- _WHAT IS BEING ASKED_: The response must consist of all the records, retyped exactly.

##### DATA FOR REVIEW #####

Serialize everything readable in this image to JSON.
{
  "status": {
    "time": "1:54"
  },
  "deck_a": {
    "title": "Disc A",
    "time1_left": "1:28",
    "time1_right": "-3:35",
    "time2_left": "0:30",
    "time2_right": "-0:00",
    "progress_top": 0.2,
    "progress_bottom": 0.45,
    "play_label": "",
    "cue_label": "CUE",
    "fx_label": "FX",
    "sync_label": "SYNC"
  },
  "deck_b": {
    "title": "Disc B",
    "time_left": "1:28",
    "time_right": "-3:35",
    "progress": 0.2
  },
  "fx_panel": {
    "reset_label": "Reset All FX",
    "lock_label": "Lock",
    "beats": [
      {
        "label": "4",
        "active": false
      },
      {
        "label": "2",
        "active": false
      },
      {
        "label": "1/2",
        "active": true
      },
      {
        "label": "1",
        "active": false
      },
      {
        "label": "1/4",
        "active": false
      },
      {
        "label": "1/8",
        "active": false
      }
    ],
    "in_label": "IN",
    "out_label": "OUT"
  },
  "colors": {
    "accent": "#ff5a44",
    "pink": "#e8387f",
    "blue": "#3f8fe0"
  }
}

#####

- _SOLUTION TO THIS EXERCISE_:
Serialize everything readable in this image to JSON.
{
  "status": {
    "time": "1:54"
  },
  "deck_a": {
    "title": "Disc A",
    "time1_left": "1:28",
    "time1_right": "-3:35",
    "time2_left": "0:30",
    "time2_right": "-0:00",
    "progress_top": 0.2,
    "progress_bottom": 0.45,
    "play_label": "",
    "cue_label": "CUE",
    "fx_label": "FX",
    "sync_label": "SYNC"
  },
  "deck_b": {
    "title": "Disc B",
    "time_left": "1:28",
    "time_right": "-3:35",
    "progress": 0.2
  },
  "fx_panel": {
    "reset_label": "Reset All FX",
    "lock_label": "Lock",
    "beats": [
      {
        "label": "4",
        "active": false
      },
      {
        "label": "2",
        "active": false
      },
      {
        "label": "1/2",
        "active": true
      },
      {
        "label": "1",
        "active": false
      },
      {
        "label": "1/4",
        "active": false
      },
      {
        "label": "1/8",
        "active": false
      }
    ],
    "in_label": "IN",
    "out_label": "OUT"
  },
  "colors": {
    "accent": "#ff5a44",
    "pink": "#e8387f",
    "blue": "#3f8fe0"
  }
}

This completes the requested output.